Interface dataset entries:
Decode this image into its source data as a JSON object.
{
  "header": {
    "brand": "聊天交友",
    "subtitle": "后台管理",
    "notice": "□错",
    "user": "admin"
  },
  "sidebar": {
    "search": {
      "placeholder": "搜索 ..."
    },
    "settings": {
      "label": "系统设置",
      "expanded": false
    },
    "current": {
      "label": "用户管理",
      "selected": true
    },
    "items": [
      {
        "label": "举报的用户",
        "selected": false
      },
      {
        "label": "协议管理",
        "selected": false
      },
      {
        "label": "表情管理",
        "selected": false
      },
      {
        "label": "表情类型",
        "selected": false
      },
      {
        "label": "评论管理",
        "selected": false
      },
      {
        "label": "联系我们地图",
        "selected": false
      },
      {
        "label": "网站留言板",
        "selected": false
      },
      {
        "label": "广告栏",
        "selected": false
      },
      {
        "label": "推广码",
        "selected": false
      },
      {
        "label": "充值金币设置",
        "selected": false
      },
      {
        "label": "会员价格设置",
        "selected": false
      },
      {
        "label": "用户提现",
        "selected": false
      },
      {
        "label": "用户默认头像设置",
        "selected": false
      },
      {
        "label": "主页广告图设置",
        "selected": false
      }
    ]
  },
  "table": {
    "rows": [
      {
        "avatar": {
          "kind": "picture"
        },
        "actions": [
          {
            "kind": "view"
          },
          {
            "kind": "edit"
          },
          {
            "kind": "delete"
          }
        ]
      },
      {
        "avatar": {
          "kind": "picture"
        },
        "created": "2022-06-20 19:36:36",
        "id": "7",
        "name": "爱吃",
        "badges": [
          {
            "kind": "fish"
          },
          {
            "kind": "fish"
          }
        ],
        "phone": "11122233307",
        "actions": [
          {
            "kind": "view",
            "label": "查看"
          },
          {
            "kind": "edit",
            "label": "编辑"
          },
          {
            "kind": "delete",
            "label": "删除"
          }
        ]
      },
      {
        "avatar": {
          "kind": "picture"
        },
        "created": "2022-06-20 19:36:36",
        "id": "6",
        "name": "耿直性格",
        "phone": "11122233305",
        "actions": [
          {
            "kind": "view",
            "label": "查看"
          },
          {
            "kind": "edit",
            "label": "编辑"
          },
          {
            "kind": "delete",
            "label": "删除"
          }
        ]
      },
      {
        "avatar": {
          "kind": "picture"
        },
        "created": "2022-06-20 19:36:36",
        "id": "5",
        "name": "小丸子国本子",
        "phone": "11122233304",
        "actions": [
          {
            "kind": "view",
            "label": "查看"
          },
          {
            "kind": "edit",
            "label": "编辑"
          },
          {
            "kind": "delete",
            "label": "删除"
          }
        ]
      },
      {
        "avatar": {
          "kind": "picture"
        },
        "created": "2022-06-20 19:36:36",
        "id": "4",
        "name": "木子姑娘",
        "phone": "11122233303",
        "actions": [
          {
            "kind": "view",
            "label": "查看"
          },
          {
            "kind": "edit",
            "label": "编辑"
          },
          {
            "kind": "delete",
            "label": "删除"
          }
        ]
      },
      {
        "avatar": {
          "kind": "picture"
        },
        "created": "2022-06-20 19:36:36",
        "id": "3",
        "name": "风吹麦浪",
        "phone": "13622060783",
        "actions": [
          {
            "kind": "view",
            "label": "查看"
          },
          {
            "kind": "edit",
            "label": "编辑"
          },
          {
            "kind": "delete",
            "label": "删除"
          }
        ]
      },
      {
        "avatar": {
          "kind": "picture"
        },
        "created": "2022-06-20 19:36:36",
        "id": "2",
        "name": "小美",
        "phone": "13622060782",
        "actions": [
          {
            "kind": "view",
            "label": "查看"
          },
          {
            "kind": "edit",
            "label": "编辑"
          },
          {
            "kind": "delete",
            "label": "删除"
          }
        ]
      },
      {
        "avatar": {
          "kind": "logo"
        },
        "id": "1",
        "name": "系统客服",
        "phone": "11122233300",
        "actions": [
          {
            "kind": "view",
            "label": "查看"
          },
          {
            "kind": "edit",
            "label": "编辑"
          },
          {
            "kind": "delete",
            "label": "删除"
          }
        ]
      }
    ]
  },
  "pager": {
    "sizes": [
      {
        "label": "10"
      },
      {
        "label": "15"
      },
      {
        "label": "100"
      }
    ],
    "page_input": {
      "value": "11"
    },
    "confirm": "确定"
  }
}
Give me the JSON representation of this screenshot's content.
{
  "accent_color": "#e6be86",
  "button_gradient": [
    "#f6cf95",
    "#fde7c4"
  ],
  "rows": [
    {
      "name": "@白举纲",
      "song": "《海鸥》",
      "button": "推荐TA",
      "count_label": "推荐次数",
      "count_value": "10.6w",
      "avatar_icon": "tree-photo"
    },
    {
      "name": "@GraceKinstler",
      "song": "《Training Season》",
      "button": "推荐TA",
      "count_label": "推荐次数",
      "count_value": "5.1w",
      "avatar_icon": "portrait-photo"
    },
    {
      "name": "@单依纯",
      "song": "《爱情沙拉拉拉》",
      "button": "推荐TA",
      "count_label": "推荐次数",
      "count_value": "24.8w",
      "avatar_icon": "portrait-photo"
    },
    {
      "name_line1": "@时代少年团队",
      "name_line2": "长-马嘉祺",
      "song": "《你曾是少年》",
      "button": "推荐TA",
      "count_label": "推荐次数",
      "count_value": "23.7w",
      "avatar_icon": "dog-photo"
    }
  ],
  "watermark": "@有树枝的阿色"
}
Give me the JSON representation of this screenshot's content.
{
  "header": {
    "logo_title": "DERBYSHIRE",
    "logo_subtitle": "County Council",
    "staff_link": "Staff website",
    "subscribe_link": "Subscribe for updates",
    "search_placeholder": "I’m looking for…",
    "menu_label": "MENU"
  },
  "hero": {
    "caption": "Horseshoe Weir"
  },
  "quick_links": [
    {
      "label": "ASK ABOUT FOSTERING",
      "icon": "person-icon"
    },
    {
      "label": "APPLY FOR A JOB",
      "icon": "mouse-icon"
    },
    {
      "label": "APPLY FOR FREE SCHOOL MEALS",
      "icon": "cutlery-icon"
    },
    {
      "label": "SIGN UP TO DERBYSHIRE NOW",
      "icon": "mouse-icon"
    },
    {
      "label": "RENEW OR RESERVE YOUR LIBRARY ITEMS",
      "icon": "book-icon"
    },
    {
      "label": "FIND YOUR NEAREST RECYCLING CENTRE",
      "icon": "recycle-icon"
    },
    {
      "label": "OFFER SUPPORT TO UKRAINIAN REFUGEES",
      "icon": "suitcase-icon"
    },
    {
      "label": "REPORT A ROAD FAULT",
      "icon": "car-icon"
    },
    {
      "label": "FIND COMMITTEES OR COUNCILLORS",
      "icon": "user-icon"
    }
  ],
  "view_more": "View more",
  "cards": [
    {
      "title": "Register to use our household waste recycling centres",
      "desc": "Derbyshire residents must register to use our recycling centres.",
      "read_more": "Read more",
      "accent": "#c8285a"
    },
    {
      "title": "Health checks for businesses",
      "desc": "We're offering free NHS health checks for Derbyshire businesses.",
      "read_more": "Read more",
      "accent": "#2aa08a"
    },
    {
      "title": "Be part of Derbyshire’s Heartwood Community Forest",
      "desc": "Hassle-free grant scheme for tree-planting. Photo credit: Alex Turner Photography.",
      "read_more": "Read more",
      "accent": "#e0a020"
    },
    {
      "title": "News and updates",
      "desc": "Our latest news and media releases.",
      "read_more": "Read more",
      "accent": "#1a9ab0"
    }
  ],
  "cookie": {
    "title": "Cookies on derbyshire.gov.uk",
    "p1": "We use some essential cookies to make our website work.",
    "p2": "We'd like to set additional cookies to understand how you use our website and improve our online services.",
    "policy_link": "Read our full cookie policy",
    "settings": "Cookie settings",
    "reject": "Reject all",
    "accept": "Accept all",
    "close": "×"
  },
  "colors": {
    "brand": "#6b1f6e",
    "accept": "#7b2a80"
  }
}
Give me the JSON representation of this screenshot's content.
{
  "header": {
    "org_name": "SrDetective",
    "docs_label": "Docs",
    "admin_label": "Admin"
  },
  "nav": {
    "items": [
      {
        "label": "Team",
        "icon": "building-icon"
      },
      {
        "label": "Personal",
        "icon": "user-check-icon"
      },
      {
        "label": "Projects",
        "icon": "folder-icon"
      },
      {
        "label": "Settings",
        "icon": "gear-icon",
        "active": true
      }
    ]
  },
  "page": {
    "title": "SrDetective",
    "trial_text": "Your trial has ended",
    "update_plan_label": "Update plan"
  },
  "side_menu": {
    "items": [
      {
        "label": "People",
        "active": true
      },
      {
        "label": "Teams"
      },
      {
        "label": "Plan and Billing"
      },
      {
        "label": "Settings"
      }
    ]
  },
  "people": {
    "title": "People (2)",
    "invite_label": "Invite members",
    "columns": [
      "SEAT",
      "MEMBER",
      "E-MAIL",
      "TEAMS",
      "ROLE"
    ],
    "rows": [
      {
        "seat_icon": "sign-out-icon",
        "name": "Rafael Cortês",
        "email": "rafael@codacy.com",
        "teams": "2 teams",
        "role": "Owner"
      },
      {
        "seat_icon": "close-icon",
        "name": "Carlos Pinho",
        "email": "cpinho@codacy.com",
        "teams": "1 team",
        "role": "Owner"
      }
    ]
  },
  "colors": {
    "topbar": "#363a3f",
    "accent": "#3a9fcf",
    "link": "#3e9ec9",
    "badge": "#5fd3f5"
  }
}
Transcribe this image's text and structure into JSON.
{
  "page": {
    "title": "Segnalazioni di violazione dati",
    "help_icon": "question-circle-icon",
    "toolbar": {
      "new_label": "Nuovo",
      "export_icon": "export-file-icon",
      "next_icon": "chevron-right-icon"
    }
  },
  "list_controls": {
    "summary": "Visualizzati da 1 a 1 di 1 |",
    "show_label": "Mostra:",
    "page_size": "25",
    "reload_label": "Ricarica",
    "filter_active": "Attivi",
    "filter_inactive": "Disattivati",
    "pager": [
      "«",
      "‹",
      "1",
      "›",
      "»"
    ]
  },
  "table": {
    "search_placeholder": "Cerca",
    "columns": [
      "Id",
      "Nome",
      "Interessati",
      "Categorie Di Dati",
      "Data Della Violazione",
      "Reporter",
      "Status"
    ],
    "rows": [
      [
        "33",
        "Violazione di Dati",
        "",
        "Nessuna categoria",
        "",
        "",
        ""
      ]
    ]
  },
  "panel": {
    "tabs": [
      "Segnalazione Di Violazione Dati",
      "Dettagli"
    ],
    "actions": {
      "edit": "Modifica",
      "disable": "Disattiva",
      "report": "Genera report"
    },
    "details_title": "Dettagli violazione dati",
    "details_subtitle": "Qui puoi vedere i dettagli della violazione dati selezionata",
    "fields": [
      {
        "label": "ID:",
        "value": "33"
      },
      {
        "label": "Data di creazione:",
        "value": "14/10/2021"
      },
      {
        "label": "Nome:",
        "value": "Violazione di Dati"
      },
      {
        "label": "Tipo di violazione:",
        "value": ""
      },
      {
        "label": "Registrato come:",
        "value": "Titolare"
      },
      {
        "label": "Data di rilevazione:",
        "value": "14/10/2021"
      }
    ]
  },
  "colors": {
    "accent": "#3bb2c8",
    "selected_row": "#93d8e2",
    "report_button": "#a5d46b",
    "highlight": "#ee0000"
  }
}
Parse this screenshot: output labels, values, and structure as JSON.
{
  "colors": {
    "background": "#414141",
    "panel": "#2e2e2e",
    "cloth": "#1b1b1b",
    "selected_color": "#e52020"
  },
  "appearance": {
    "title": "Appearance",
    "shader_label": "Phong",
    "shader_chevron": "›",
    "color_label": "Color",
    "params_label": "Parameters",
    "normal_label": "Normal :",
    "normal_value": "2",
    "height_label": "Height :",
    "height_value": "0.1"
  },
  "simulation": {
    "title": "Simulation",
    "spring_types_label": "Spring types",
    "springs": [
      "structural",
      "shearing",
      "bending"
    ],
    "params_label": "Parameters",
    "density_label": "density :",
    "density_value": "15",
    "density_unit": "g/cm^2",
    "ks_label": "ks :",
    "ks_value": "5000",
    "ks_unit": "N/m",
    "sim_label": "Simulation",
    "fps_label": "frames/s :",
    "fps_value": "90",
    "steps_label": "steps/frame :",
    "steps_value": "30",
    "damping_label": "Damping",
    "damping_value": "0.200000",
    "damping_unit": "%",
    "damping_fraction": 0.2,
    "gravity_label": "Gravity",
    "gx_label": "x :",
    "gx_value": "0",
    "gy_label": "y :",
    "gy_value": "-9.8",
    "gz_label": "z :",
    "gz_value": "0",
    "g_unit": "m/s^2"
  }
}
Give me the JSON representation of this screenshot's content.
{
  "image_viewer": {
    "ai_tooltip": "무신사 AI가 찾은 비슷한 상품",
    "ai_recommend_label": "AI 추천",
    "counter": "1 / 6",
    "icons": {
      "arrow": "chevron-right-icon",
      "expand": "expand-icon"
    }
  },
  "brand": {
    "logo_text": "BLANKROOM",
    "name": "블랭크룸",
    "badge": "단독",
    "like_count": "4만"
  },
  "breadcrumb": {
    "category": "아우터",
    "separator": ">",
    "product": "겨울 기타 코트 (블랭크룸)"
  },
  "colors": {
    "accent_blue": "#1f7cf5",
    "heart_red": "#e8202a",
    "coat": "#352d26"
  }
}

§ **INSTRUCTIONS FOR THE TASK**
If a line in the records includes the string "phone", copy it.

§ **SOLUTION**
        "phone": "11122233307",
        "phone": "11122233305",
        "phone": "11122233304",
        "phone": "11122233303",
        "phone": "13622060783",
        "phone": "13622060782",
        "phone": "11122233300",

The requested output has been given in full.